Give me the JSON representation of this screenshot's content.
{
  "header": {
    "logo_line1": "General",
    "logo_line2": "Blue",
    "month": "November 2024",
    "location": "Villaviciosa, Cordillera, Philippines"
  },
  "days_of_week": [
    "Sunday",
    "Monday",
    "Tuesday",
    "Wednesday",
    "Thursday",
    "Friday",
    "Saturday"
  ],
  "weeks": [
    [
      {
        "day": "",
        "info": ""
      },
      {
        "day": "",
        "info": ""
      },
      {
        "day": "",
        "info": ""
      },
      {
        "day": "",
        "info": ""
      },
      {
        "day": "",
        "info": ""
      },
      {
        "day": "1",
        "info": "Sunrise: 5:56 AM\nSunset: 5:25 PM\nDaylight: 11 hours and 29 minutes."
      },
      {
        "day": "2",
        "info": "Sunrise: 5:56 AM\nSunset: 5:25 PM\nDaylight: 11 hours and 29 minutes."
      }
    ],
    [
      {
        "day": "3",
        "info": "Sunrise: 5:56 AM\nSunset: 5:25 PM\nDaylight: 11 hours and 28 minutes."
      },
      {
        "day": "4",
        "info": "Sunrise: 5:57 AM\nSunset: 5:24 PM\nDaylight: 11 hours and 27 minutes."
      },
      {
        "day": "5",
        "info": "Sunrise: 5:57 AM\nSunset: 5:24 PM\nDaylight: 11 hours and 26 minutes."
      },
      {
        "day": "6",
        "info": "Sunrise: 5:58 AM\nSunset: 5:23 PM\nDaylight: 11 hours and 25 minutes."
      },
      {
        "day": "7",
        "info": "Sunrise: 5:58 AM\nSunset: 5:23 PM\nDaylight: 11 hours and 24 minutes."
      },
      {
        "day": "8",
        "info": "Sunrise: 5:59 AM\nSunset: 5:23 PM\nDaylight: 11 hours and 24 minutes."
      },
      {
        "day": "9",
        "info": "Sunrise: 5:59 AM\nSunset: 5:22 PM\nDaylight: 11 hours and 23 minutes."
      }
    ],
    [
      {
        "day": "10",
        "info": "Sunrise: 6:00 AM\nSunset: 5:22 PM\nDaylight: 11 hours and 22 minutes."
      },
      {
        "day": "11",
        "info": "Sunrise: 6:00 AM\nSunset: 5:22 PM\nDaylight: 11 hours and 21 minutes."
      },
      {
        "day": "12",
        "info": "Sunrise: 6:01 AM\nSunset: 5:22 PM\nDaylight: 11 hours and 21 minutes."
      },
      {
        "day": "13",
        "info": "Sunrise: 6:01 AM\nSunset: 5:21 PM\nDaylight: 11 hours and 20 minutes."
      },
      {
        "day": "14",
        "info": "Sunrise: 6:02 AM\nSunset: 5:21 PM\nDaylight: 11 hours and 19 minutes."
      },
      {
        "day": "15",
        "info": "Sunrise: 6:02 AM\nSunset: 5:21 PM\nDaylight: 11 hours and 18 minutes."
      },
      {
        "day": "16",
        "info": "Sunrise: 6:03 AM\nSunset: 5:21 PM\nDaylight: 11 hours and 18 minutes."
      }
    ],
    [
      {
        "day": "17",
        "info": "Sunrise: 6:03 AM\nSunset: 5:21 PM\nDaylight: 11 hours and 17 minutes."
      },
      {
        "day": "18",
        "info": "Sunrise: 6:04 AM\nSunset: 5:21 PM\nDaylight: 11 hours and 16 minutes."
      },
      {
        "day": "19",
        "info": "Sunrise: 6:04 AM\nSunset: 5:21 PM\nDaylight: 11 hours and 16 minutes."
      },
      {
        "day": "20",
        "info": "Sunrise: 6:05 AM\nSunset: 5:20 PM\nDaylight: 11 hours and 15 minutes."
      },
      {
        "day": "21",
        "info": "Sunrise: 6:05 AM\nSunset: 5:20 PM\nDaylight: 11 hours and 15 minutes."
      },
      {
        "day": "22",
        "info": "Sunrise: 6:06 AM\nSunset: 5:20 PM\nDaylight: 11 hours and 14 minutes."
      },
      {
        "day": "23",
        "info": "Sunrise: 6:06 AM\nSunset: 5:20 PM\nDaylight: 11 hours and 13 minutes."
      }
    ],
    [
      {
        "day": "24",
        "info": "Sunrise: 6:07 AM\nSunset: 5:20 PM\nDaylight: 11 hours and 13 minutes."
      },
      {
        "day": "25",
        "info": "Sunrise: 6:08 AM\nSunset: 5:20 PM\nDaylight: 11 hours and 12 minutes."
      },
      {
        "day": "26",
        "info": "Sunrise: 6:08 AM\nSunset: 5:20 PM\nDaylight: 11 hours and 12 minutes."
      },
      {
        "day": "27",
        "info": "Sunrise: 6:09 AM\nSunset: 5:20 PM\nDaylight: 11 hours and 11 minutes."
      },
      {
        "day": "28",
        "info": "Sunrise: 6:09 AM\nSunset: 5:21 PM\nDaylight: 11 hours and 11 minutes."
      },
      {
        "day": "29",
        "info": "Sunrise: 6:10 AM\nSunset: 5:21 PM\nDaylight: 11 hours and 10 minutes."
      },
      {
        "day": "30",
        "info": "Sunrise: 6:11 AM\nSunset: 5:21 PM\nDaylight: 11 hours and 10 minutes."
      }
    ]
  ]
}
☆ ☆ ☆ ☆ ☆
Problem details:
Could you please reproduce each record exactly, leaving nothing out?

Result of this exercise:
Give me the JSON representation of this screenshot's content.
{
  "header": {
    "logo_line1": "General",
    "logo_line2": "Blue",
    "month": "November 2024",
    "location": "Villaviciosa, Cordillera, Philippines"
  },
  "days_of_week": [
    "Sunday",
    "Monday",
    "Tuesday",
    "Wednesday",
    "Thursday",
    "Friday",
    "Saturday"
  ],
  "weeks": [
    [
      {
        "day": "",
        "info": ""
      },
      {
        "day": "",
        "info": ""
      },
      {
        "day": "",
        "info": ""
      },
      {
        "day": "",
        "info": ""
      },
      {
        "day": "",
        "info": ""
      },
      {
        "day": "1",
        "info": "Sunrise: 5:56 AM\nSunset: 5:25 PM\nDaylight: 11 hours and 29 minutes."
      },
      {
        "day": "2",
        "info": "Sunrise: 5:56 AM\nSunset: 5:25 PM\nDaylight: 11 hours and 29 minutes."
      }
    ],
    [
      {
        "day": "3",
        "info": "Sunrise: 5:56 AM\nSunset: 5:25 PM\nDaylight: 11 hours and 28 minutes."
      },
      {
        "day": "4",
        "info": "Sunrise: 5:57 AM\nSunset: 5:24 PM\nDaylight: 11 hours and 27 minutes."
      },
      {
        "day": "5",
        "info": "Sunrise: 5:57 AM\nSunset: 5:24 PM\nDaylight: 11 hours and 26 minutes."
      },
      {
        "day": "6",
        "info": "Sunrise: 5:58 AM\nSunset: 5:23 PM\nDaylight: 11 hours and 25 minutes."
      },
      {
        "day": "7",
        "info": "Sunrise: 5:58 AM\nSunset: 5:23 PM\nDaylight: 11 hours and 24 minutes."
      },
      {
        "day": "8",
        "info": "Sunrise: 5:59 AM\nSunset: 5:23 PM\nDaylight: 11 hours and 24 minutes."
      },
      {
        "day": "9",
        "info": "Sunrise: 5:59 AM\nSunset: 5:22 PM\nDaylight: 11 hours and 23 minutes."
      }
    ],
    [
      {
        "day": "10",
        "info": "Sunrise: 6:00 AM\nSunset: 5:22 PM\nDaylight: 11 hours and 22 minutes."
      },
      {
        "day": "11",
        "info": "Sunrise: 6:00 AM\nSunset: 5:22 PM\nDaylight: 11 hours and 21 minutes."
      },
      {
        "day": "12",
        "info": "Sunrise: 6:01 AM\nSunset: 5:22 PM\nDaylight: 11 hours and 21 minutes."
      },
      {
        "day": "13",
        "info": "Sunrise: 6:01 AM\nSunset: 5:21 PM\nDaylight: 11 hours and 20 minutes."
      },
      {
        "day": "14",
        "info": "Sunrise: 6:02 AM\nSunset: 5:21 PM\nDaylight: 11 hours and 19 minutes."
      },
      {
        "day": "15",
        "info": "Sunrise: 6:02 AM\nSunset: 5:21 PM\nDaylight: 11 hours and 18 minutes."
      },
      {
        "day": "16",
        "info": "Sunrise: 6:03 AM\nSunset: 5:21 PM\nDaylight: 11 hours and 18 minutes."
      }
    ],
    [
      {
        "day": "17",
        "info": "Sunrise: 6:03 AM\nSunset: 5:21 PM\nDaylight: 11 hours and 17 minutes."
      },
      {
        "day": "18",
        "info": "Sunrise: 6:04 AM\nSunset: 5:21 PM\nDaylight: 11 hours and 16 minutes."
      },
      {
        "day": "19",
        "info": "Sunrise: 6:04 AM\nSunset: 5:21 PM\nDaylight: 11 hours and 16 minutes."
      },
      {
        "day": "20",
        "info": "Sunrise: 6:05 AM\nSunset: 5:20 PM\nDaylight: 11 hours and 15 minutes."
      },
      {
        "day": "21",
        "info": "Sunrise: 6:05 AM\nSunset: 5:20 PM\nDaylight: 11 hours and 15 minutes."
      },
      {
        "day": "22",
        "info": "Sunrise: 6:06 AM\nSunset: 5:20 PM\nDaylight: 11 hours and 14 minutes."
      },
      {
        "day": "23",
        "info": "Sunrise: 6:06 AM\nSunset: 5:20 PM\nDaylight: 11 hours and 13 minutes."
      }
    ],
    [
      {
        "day": "24",
        "info": "Sunrise: 6:07 AM\nSunset: 5:20 PM\nDaylight: 11 hours and 13 minutes."
      },
      {
        "day": "25",
        "info": "Sunrise: 6:08 AM\nSunset: 5:20 PM\nDaylight: 11 hours and 12 minutes."
      },
      {
        "day": "26",
        "info": "Sunrise: 6:08 AM\nSunset: 5:20 PM\nDaylight: 11 hours and 12 minutes."
      },
      {
        "day": "27",
        "info": "Sunrise: 6:09 AM\nSunset: 5:20 PM\nDaylight: 11 hours and 11 minutes."
      },
      {
        "day": "28",
        "info": "Sunrise: 6:09 AM\nSunset: 5:21 PM\nDaylight: 11 hours and 11 minutes."
      },
      {
        "day": "29",
        "info": "Sunrise: 6:10 AM\nSunset: 5:21 PM\nDaylight: 11 hours and 10 minutes."
      },
      {
        "day": "30",
        "info": "Sunrise: 6:11 AM\nSunset: 5:21 PM\nDaylight: 11 hours and 10 minutes."
      }
    ]
  ]
}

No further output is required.